Know the special circumstances
There are items on some lists that can be FSA-eligible, but only in certain circumstances. For example, if your rheumatoid arthritis is alleviated by swimming, then certain costs of a swimming pool may be eligible. If you have sleep apnea or a bad back, a portion of the costs of a mechanical bed could be eligible. If your adult special-needs daughter is incontinent, diapers might be eligible. “If you have a specialized situation, call your FSA administrator to get answers for your circumstances,” Luskin said.
Know that some items might be FSA eligible for some, and not others. “Sunglasses are not FSA eligible, but if you just had cataract surgery and need optical-quality sunglasses, then it could be FSA eligible,” Luskin said.
Start a system
You don’t need a fancy system to track your FSA expenses, Cassaday said. “It’s called a cigar box; throw them all in there. Just keep them,” she said.
Before the new year starts, look at a list of FSA-eligible items to plan for next year. “There are things on that list you would never think of, but they’ll cost you,” she said.
Start looking at your receipts
When you buy over the counter items that are permissible, look at your receipt:
• CVS and Walgreens put an F next to each item that is FSA eligible;
• Target uses an asterisk (*) to denote FSA eligible items;
• Walmart’s SKU numbers have an “H” in FSA eligible items.
Always look at the bottom of the receipt.
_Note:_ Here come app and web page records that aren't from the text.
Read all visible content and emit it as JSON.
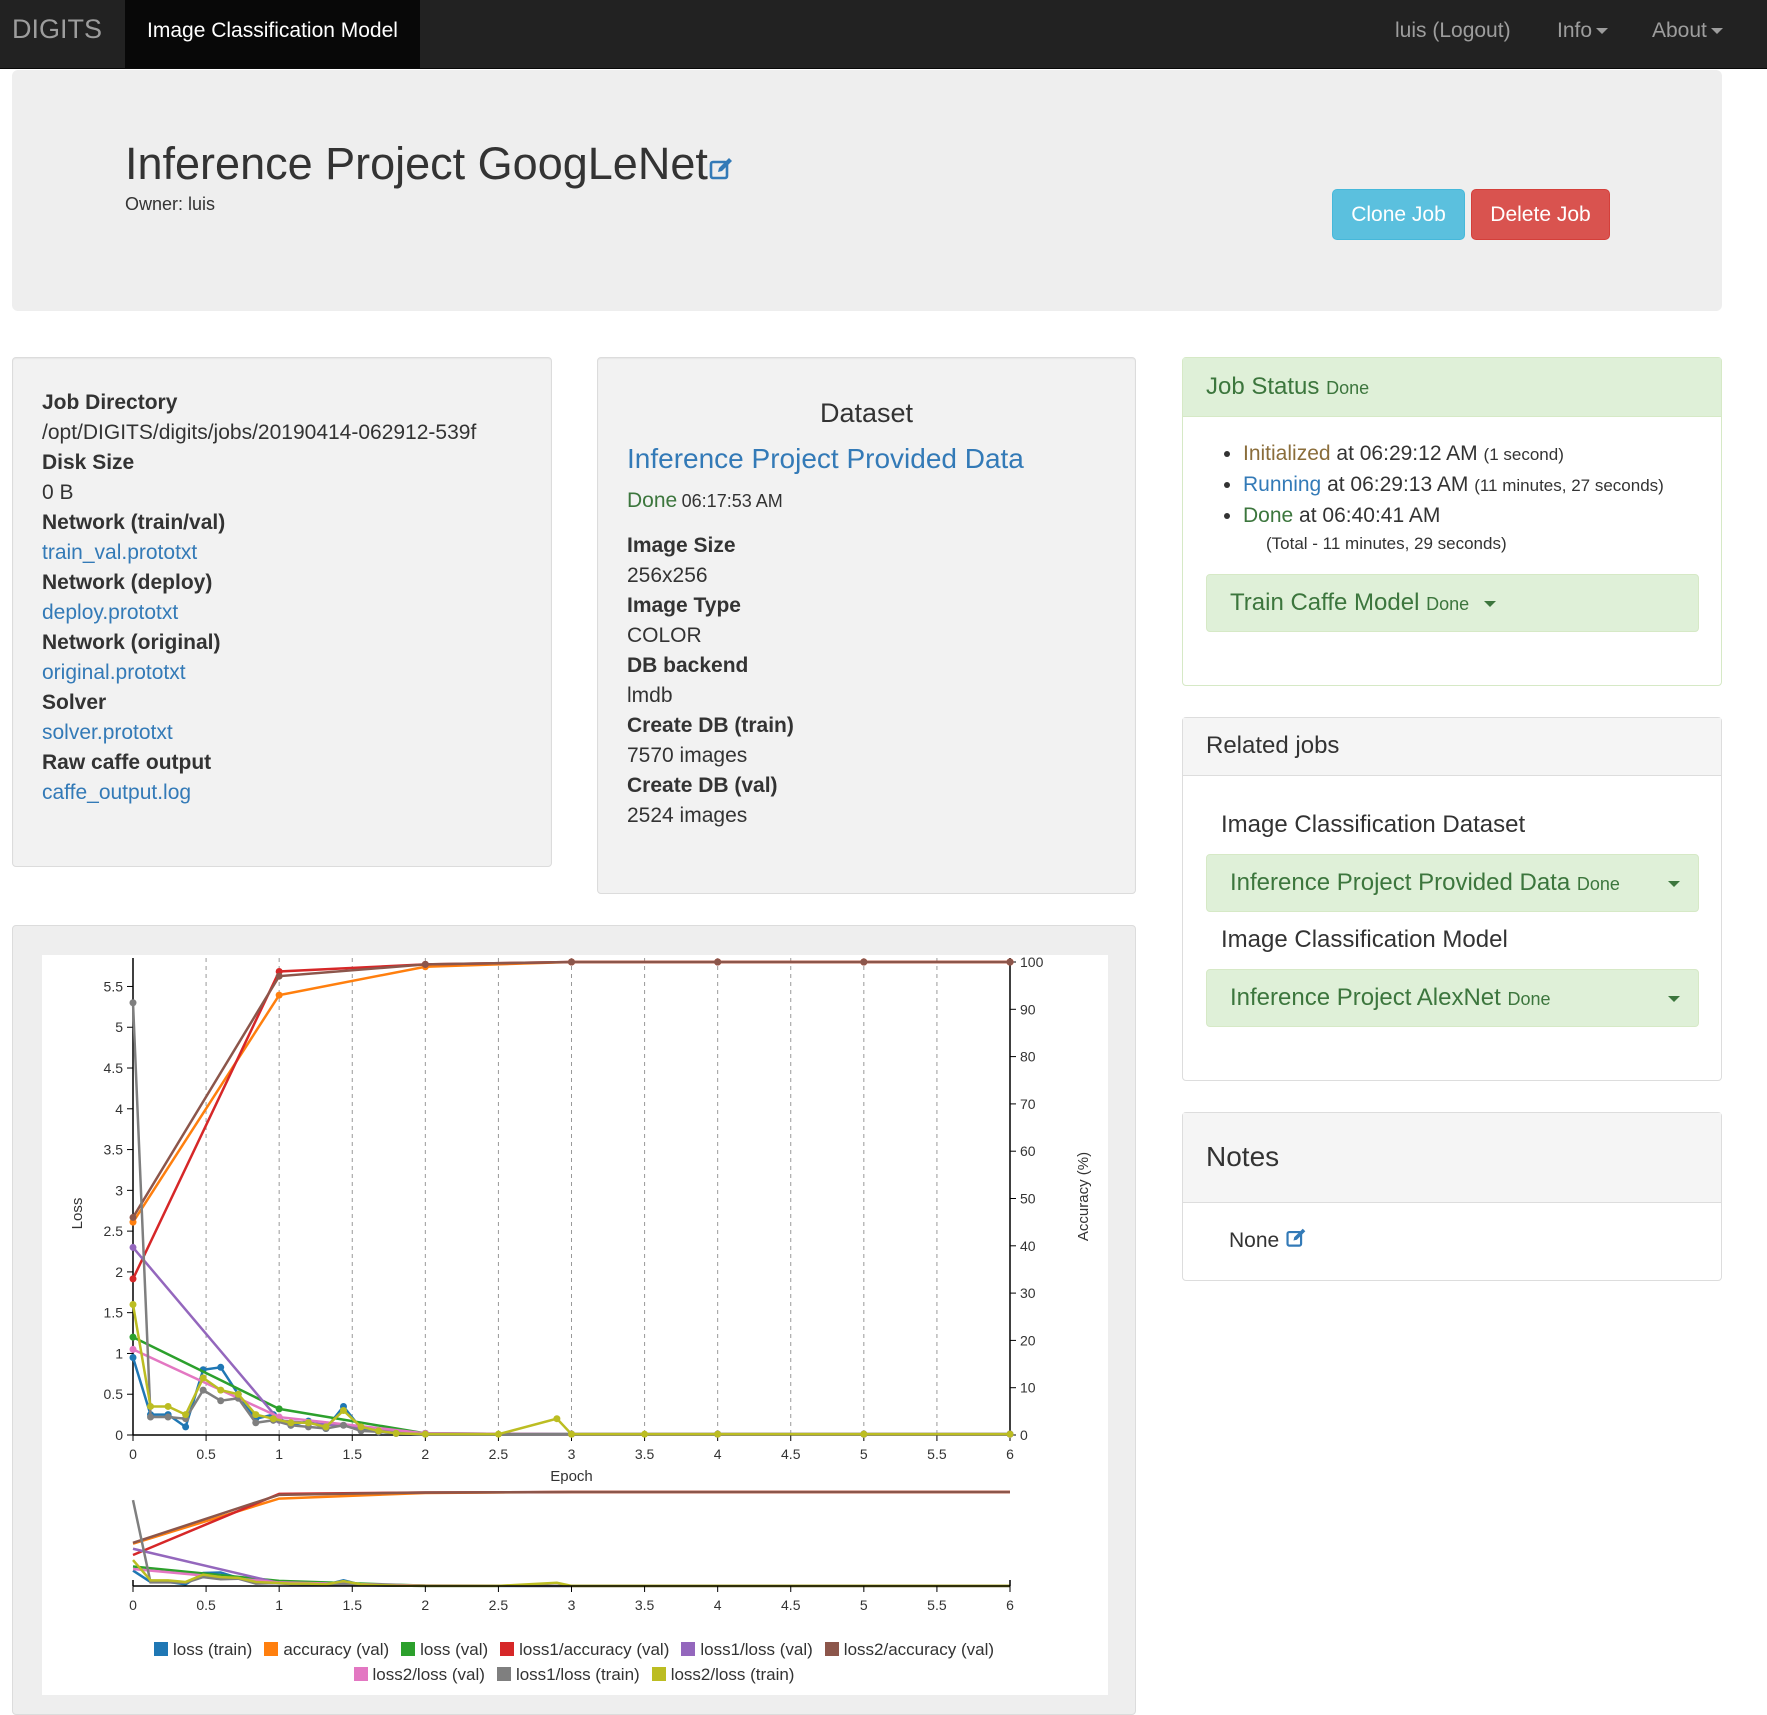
{
  "navbar": {
    "brand": "DIGITS",
    "active_tab": "Image Classification Model",
    "user_link": "luis (Logout)",
    "info_menu": "Info",
    "about_menu": "About"
  },
  "header": {
    "title": "Inference Project GoogLeNet",
    "owner": "Owner: luis",
    "clone_label": "Clone Job",
    "delete_label": "Delete Job"
  },
  "job_info": {
    "job_dir_label": "Job Directory",
    "job_dir": "/opt/DIGITS/digits/jobs/20190414-062912-539f",
    "disk_label": "Disk Size",
    "disk": "0 B",
    "net_trainval_label": "Network (train/val)",
    "net_trainval": "train_val.prototxt",
    "net_deploy_label": "Network (deploy)",
    "net_deploy": "deploy.prototxt",
    "net_original_label": "Network (original)",
    "net_original": "original.prototxt",
    "solver_label": "Solver",
    "solver": "solver.prototxt",
    "raw_label": "Raw caffe output",
    "raw": "caffe_output.log"
  },
  "dataset": {
    "heading": "Dataset",
    "name": "Inference Project Provided Data",
    "status": "Done",
    "time": "06:17:53 AM",
    "image_size_label": "Image Size",
    "image_size": "256x256",
    "image_type_label": "Image Type",
    "image_type": "COLOR",
    "db_backend_label": "DB backend",
    "db_backend": "lmdb",
    "create_train_label": "Create DB (train)",
    "create_train": "7570 images",
    "create_val_label": "Create DB (val)",
    "create_val": "2524 images"
  },
  "job_status": {
    "title": "Job Status",
    "status": "Done",
    "events": [
      {
        "state": "Initialized",
        "at": "at 06:29:12 AM",
        "duration": "(1 second)"
      },
      {
        "state": "Running",
        "at": "at 06:29:13 AM",
        "duration": "(11 minutes, 27 seconds)"
      },
      {
        "state": "Done",
        "at": "at 06:40:41 AM",
        "duration": ""
      }
    ],
    "total": "(Total - 11 minutes, 29 seconds)",
    "task_name": "Train Caffe Model",
    "task_status": "Done"
  },
  "related": {
    "title": "Related jobs",
    "dataset_label": "Image Classification Dataset",
    "dataset_job": "Inference Project Provided Data",
    "dataset_status": "Done",
    "model_label": "Image Classification Model",
    "model_job": "Inference Project AlexNet",
    "model_status": "Done"
  },
  "notes": {
    "title": "Notes",
    "value": "None"
  },
  "chart_data": {
    "type": "line",
    "xlabel": "Epoch",
    "ylabel": "Loss",
    "y2label": "Accuracy (%)",
    "xlim": [
      0,
      6
    ],
    "ylim": [
      0,
      5.8
    ],
    "y2lim": [
      0,
      100
    ],
    "x_ticks": [
      "0",
      "0.5",
      "1",
      "1.5",
      "2",
      "2.5",
      "3",
      "3.5",
      "4",
      "4.5",
      "5",
      "5.5",
      "6"
    ],
    "y_ticks": [
      "0",
      "0.5",
      "1",
      "1.5",
      "2",
      "2.5",
      "3",
      "3.5",
      "4",
      "4.5",
      "5",
      "5.5"
    ],
    "y2_ticks": [
      "0",
      "10",
      "20",
      "30",
      "40",
      "50",
      "60",
      "70",
      "80",
      "90",
      "100"
    ],
    "grid": "vertical dashed",
    "legend_position": "bottom",
    "series": [
      {
        "name": "loss (train)",
        "axis": "loss",
        "color": "#1f77b4",
        "x": [
          0,
          0.12,
          0.24,
          0.36,
          0.48,
          0.6,
          0.72,
          0.84,
          0.96,
          1.08,
          1.2,
          1.32,
          1.44,
          1.56,
          1.68,
          1.8,
          2,
          3,
          4,
          5,
          6
        ],
        "y": [
          0.95,
          0.25,
          0.25,
          0.1,
          0.8,
          0.83,
          0.5,
          0.2,
          0.25,
          0.12,
          0.17,
          0.08,
          0.35,
          0.08,
          0.04,
          0.02,
          0.01,
          0.01,
          0.01,
          0.01,
          0.01
        ]
      },
      {
        "name": "accuracy (val)",
        "axis": "acc",
        "color": "#ff7f0e",
        "x": [
          0,
          1,
          2,
          3,
          4,
          5,
          6
        ],
        "y": [
          45,
          93,
          99,
          100,
          100,
          100,
          100
        ]
      },
      {
        "name": "loss (val)",
        "axis": "loss",
        "color": "#2ca02c",
        "x": [
          0,
          1,
          2,
          3,
          4,
          5,
          6
        ],
        "y": [
          1.2,
          0.32,
          0.02,
          0.01,
          0.01,
          0.01,
          0.01
        ]
      },
      {
        "name": "loss1/accuracy (val)",
        "axis": "acc",
        "color": "#d62728",
        "x": [
          0,
          1,
          2,
          3,
          4,
          5,
          6
        ],
        "y": [
          33,
          98,
          99.5,
          100,
          100,
          100,
          100
        ]
      },
      {
        "name": "loss1/loss (val)",
        "axis": "loss",
        "color": "#9467bd",
        "x": [
          0,
          1,
          2,
          3,
          4,
          5,
          6
        ],
        "y": [
          2.3,
          0.18,
          0.02,
          0.01,
          0.01,
          0.01,
          0.01
        ]
      },
      {
        "name": "loss2/accuracy (val)",
        "axis": "acc",
        "color": "#8c564b",
        "x": [
          0,
          1,
          2,
          3,
          4,
          5,
          6
        ],
        "y": [
          46,
          97,
          99.5,
          100,
          100,
          100,
          100
        ]
      },
      {
        "name": "loss2/loss (val)",
        "axis": "loss",
        "color": "#e377c2",
        "x": [
          0,
          1,
          2,
          3,
          4,
          5,
          6
        ],
        "y": [
          1.05,
          0.22,
          0.02,
          0.01,
          0.01,
          0.01,
          0.01
        ]
      },
      {
        "name": "loss1/loss (train)",
        "axis": "loss",
        "color": "#7f7f7f",
        "x": [
          0,
          0.12,
          0.24,
          0.36,
          0.48,
          0.6,
          0.72,
          0.84,
          0.96,
          1.08,
          1.2,
          1.32,
          1.44,
          1.56,
          1.68,
          1.8,
          2,
          3,
          4,
          5,
          6
        ],
        "y": [
          5.3,
          0.22,
          0.22,
          0.2,
          0.55,
          0.42,
          0.45,
          0.15,
          0.18,
          0.12,
          0.1,
          0.08,
          0.12,
          0.05,
          0.04,
          0.02,
          0.01,
          0.01,
          0.01,
          0.01,
          0.01
        ]
      },
      {
        "name": "loss2/loss (train)",
        "axis": "loss",
        "color": "#bcbd22",
        "x": [
          0,
          0.12,
          0.24,
          0.36,
          0.48,
          0.6,
          0.72,
          0.84,
          0.96,
          1.08,
          1.2,
          1.32,
          1.44,
          1.56,
          1.68,
          1.8,
          2,
          2.5,
          2.9,
          3,
          3.5,
          4,
          5,
          6
        ],
        "y": [
          1.6,
          0.35,
          0.35,
          0.25,
          0.7,
          0.55,
          0.5,
          0.25,
          0.2,
          0.15,
          0.15,
          0.1,
          0.3,
          0.1,
          0.05,
          0.02,
          0.01,
          0.01,
          0.2,
          0.01,
          0.01,
          0.01,
          0.01,
          0.01
        ]
      }
    ]
  }
}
Many have a “health items” or “FSA” total. “If you see that on a receipt, attach it to a claim form and send it in,” Luskin said.